__Assignment__
Please restate each entry that follows word for word.

Excerpts from an interface dataset:
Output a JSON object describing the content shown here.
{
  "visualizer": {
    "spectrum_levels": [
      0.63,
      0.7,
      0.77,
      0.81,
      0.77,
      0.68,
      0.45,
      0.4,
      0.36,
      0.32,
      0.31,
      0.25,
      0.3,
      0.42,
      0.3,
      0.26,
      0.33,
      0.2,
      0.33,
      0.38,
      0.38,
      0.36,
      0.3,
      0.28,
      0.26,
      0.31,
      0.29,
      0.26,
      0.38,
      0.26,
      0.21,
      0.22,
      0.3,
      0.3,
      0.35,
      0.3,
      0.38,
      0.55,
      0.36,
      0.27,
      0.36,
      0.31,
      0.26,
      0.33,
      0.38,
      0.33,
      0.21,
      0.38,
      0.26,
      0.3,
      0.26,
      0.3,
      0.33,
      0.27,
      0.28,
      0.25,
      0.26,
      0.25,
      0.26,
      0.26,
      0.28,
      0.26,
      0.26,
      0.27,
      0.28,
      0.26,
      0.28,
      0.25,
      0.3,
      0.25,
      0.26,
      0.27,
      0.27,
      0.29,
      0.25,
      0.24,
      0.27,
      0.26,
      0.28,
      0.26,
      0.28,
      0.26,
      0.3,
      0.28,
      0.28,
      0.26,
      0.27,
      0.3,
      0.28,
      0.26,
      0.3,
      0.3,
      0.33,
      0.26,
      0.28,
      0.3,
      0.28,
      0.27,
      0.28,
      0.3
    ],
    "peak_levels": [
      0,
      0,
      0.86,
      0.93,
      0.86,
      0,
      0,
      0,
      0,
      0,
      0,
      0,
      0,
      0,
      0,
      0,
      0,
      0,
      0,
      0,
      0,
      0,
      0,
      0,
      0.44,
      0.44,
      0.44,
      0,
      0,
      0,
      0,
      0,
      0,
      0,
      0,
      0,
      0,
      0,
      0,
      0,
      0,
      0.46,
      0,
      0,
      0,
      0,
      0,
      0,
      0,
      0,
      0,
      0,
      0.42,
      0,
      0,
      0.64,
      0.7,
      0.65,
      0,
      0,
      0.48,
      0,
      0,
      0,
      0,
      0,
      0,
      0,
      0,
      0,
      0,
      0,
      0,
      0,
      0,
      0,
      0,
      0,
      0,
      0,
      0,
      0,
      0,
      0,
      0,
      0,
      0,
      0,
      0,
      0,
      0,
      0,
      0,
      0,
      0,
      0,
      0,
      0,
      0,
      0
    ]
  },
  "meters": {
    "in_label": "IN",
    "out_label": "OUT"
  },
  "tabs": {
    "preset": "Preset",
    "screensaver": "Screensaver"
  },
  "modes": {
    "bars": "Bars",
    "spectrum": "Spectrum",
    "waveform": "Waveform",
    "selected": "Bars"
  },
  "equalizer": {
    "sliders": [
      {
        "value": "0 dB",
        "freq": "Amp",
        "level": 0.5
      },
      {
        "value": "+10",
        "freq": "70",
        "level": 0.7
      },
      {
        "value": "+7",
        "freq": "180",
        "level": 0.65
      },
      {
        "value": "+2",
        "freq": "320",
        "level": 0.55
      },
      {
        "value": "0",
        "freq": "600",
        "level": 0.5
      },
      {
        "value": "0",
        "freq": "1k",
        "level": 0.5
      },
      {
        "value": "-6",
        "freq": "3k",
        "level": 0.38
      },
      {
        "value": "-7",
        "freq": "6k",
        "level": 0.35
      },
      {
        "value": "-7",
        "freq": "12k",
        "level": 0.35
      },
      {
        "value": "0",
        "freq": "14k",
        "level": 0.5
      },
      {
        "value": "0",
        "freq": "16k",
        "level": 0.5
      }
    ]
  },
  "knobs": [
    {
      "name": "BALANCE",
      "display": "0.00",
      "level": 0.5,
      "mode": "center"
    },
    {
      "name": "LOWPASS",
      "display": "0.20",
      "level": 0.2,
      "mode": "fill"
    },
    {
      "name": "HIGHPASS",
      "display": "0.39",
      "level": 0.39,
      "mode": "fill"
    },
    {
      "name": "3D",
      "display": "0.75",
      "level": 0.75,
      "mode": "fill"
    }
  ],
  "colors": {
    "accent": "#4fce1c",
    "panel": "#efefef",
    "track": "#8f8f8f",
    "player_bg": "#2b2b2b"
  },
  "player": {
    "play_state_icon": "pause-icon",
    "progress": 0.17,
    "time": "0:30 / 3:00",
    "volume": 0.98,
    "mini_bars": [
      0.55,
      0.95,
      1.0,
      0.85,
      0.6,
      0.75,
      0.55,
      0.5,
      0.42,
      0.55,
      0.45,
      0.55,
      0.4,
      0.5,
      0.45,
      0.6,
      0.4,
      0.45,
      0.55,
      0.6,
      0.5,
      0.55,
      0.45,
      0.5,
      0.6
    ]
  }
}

__Task result__
Output a JSON object describing the content shown here.
{
  "visualizer": {
    "spectrum_levels": [
      0.63,
      0.7,
      0.77,
      0.81,
      0.77,
      0.68,
      0.45,
      0.4,
      0.36,
      0.32,
      0.31,
      0.25,
      0.3,
      0.42,
      0.3,
      0.26,
      0.33,
      0.2,
      0.33,
      0.38,
      0.38,
      0.36,
      0.3,
      0.28,
      0.26,
      0.31,
      0.29,
      0.26,
      0.38,
      0.26,
      0.21,
      0.22,
      0.3,
      0.3,
      0.35,
      0.3,
      0.38,
      0.55,
      0.36,
      0.27,
      0.36,
      0.31,
      0.26,
      0.33,
      0.38,
      0.33,
      0.21,
      0.38,
      0.26,
      0.3,
      0.26,
      0.3,
      0.33,
      0.27,
      0.28,
      0.25,
      0.26,
      0.25,
      0.26,
      0.26,
      0.28,
      0.26,
      0.26,
      0.27,
      0.28,
      0.26,
      0.28,
      0.25,
      0.3,
      0.25,
      0.26,
      0.27,
      0.27,
      0.29,
      0.25,
      0.24,
      0.27,
      0.26,
      0.28,
      0.26,
      0.28,
      0.26,
      0.3,
      0.28,
      0.28,
      0.26,
      0.27,
      0.3,
      0.28,
      0.26,
      0.3,
      0.3,
      0.33,
      0.26,
      0.28,
      0.3,
      0.28,
      0.27,
      0.28,
      0.3
    ],
    "peak_levels": [
      0,
      0,
      0.86,
      0.93,
      0.86,
      0,
      0,
      0,
      0,
      0,
      0,
      0,
      0,
      0,
      0,
      0,
      0,
      0,
      0,
      0,
      0,
      0,
      0,
      0,
      0.44,
      0.44,
      0.44,
      0,
      0,
      0,
      0,
      0,
      0,
      0,
      0,
      0,
      0,
      0,
      0,
      0,
      0,
      0.46,
      0,
      0,
      0,
      0,
      0,
      0,
      0,
      0,
      0,
      0,
      0.42,
      0,
      0,
      0.64,
      0.7,
      0.65,
      0,
      0,
      0.48,
      0,
      0,
      0,
      0,
      0,
      0,
      0,
      0,
      0,
      0,
      0,
      0,
      0,
      0,
      0,
      0,
      0,
      0,
      0,
      0,
      0,
      0,
      0,
      0,
      0,
      0,
      0,
      0,
      0,
      0,
      0,
      0,
      0,
      0,
      0,
      0,
      0,
      0,
      0
    ]
  },
  "meters": {
    "in_label": "IN",
    "out_label": "OUT"
  },
  "tabs": {
    "preset": "Preset",
    "screensaver": "Screensaver"
  },
  "modes": {
    "bars": "Bars",
    "spectrum": "Spectrum",
    "waveform": "Waveform",
    "selected": "Bars"
  },
  "equalizer": {
    "sliders": [
      {
        "value": "0 dB",
        "freq": "Amp",
        "level": 0.5
      },
      {
        "value": "+10",
        "freq": "70",
        "level": 0.7
      },
      {
        "value": "+7",
        "freq": "180",
        "level": 0.65
      },
      {
        "value": "+2",
        "freq": "320",
        "level": 0.55
      },
      {
        "value": "0",
        "freq": "600",
        "level": 0.5
      },
      {
        "value": "0",
        "freq": "1k",
        "level": 0.5
      },
      {
        "value": "-6",
        "freq": "3k",
        "level": 0.38
      },
      {
        "value": "-7",
        "freq": "6k",
        "level": 0.35
      },
      {
        "value": "-7",
        "freq": "12k",
        "level": 0.35
      },
      {
        "value": "0",
        "freq": "14k",
        "level": 0.5
      },
      {
        "value": "0",
        "freq": "16k",
        "level": 0.5
      }
    ]
  },
  "knobs": [
    {
      "name": "BALANCE",
      "display": "0.00",
      "level": 0.5,
      "mode": "center"
    },
    {
      "name": "LOWPASS",
      "display": "0.20",
      "level": 0.2,
      "mode": "fill"
    },
    {
      "name": "HIGHPASS",
      "display": "0.39",
      "level": 0.39,
      "mode": "fill"
    },
    {
      "name": "3D",
      "display": "0.75",
      "level": 0.75,
      "mode": "fill"
    }
  ],
  "colors": {
    "accent": "#4fce1c",
    "panel": "#efefef",
    "track": "#8f8f8f",
    "player_bg": "#2b2b2b"
  },
  "player": {
    "play_state_icon": "pause-icon",
    "progress": 0.17,
    "time": "0:30 / 3:00",
    "volume": 0.98,
    "mini_bars": [
      0.55,
      0.95,
      1.0,
      0.85,
      0.6,
      0.75,
      0.55,
      0.5,
      0.42,
      0.55,
      0.45,
      0.55,
      0.4,
      0.5,
      0.45,
      0.6,
      0.4,
      0.45,
      0.55,
      0.6,
      0.5,
      0.55,
      0.45,
      0.5,
      0.6
    ]
  }
}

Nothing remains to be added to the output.